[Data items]
——
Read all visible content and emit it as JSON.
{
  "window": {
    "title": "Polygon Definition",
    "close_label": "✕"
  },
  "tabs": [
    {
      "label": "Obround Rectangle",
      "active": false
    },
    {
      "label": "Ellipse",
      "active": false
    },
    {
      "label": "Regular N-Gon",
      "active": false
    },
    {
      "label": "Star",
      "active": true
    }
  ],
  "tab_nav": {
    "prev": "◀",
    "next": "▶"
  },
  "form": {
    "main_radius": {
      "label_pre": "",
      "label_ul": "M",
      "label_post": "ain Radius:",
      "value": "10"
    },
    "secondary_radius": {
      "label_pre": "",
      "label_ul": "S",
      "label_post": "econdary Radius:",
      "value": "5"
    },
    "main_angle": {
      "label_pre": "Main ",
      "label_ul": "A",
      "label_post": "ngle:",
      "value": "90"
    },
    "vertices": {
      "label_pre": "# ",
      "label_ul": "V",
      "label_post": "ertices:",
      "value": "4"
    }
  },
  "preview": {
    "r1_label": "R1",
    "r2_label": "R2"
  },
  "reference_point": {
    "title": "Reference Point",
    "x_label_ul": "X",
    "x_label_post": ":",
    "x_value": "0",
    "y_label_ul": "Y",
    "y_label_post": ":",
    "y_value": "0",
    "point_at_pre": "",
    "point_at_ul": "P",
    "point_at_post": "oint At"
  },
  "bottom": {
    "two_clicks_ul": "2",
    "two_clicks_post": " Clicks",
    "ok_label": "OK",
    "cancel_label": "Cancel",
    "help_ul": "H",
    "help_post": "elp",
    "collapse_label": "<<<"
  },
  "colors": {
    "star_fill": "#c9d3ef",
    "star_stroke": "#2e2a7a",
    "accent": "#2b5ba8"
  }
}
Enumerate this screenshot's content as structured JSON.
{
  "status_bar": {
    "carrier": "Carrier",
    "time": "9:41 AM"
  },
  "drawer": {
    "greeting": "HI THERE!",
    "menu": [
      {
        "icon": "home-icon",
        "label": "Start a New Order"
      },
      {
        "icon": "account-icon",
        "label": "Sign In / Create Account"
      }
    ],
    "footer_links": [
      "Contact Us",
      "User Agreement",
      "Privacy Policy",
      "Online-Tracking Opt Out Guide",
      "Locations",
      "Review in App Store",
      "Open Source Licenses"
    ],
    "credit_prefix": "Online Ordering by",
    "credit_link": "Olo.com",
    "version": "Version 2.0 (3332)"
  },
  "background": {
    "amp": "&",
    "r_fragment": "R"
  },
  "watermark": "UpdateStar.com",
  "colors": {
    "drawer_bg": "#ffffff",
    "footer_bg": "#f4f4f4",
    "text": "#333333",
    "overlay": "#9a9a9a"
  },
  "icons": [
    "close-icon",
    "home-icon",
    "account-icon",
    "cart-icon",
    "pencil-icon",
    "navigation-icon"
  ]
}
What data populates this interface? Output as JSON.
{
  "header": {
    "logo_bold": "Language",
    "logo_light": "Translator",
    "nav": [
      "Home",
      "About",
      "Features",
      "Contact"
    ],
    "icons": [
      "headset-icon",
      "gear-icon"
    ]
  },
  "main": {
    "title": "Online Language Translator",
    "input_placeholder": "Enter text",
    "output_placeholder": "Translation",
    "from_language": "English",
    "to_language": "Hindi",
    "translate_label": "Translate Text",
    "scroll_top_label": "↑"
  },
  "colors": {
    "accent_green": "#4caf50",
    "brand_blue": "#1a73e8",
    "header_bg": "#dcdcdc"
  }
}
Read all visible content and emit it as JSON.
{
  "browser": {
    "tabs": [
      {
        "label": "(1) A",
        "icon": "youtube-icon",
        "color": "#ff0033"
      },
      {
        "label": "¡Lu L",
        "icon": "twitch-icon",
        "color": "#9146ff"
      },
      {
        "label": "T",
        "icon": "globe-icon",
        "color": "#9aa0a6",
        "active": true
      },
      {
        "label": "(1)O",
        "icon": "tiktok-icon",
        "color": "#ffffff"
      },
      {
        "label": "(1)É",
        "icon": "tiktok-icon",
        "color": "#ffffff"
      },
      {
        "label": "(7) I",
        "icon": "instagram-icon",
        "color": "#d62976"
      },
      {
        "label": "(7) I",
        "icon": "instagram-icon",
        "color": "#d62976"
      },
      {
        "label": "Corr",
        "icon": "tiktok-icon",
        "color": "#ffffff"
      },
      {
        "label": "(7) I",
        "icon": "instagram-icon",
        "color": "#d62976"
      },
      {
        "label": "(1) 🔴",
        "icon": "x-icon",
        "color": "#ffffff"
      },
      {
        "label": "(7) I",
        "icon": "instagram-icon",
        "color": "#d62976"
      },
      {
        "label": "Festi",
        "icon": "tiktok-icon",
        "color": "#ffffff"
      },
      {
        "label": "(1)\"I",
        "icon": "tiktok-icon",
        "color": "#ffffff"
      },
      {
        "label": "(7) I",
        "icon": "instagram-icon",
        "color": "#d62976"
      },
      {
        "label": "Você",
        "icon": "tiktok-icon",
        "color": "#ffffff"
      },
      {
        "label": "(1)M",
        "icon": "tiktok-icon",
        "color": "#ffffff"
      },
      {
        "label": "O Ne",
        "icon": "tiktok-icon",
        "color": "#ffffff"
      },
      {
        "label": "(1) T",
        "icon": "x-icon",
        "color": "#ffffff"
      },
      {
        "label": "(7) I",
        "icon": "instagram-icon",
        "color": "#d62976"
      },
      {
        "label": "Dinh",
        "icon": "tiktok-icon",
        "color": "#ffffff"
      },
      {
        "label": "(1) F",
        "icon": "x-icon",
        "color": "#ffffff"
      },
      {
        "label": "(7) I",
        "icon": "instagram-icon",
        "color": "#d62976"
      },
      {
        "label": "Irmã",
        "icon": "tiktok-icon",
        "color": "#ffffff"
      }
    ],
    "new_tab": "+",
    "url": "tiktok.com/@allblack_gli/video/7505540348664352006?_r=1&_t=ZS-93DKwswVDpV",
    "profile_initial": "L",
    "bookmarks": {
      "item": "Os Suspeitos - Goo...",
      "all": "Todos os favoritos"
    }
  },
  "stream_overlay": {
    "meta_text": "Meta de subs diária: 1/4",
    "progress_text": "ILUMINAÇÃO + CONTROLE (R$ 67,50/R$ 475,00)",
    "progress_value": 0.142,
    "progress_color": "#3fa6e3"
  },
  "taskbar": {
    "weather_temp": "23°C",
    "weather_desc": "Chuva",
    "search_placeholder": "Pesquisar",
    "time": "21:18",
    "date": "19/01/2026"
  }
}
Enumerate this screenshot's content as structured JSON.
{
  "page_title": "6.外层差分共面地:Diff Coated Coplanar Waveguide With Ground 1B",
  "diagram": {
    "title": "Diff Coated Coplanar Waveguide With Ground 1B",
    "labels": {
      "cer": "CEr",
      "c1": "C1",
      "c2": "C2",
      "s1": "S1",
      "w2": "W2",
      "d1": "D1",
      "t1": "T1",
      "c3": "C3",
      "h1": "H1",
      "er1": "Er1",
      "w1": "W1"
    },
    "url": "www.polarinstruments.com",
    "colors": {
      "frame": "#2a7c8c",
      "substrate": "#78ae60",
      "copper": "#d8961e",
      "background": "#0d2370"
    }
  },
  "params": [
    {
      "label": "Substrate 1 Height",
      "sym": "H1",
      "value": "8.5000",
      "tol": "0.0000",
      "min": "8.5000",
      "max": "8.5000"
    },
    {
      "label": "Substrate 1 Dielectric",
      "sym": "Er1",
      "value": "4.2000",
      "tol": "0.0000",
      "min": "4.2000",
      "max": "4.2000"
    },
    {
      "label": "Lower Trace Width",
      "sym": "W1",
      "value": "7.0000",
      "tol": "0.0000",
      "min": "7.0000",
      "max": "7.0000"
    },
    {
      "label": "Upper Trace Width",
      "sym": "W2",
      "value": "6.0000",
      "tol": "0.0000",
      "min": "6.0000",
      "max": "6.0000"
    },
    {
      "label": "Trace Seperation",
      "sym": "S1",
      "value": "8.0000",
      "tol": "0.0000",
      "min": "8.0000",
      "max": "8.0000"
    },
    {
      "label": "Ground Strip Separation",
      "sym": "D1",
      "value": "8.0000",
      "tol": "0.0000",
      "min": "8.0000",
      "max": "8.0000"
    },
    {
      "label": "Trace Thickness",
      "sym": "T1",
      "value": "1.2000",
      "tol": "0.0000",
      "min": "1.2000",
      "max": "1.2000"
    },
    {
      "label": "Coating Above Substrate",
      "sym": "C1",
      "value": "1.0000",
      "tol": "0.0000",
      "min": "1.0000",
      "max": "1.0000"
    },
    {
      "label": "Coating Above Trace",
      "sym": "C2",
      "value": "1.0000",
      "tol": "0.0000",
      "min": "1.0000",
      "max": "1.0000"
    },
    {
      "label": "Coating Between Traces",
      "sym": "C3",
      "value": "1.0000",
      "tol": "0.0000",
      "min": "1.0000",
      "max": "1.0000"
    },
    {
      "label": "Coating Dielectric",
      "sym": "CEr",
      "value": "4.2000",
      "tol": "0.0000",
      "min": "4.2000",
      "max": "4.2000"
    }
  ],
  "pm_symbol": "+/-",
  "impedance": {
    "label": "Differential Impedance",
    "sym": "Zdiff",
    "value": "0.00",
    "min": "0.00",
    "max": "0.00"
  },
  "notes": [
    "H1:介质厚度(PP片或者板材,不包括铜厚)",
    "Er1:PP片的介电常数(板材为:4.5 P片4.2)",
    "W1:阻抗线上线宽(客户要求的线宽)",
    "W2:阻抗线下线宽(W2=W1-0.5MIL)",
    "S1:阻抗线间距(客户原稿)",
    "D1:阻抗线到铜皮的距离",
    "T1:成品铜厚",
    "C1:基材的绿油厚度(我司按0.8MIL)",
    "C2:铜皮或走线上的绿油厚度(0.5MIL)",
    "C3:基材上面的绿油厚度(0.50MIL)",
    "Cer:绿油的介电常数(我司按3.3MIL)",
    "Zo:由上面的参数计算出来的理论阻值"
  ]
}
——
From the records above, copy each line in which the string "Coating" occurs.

:: PROBLEM SOLUTION ::
      "label": "Coating Above Substrate",
      "label": "Coating Above Trace",
      "label": "Coating Between Traces",
      "label": "Coating Dielectric",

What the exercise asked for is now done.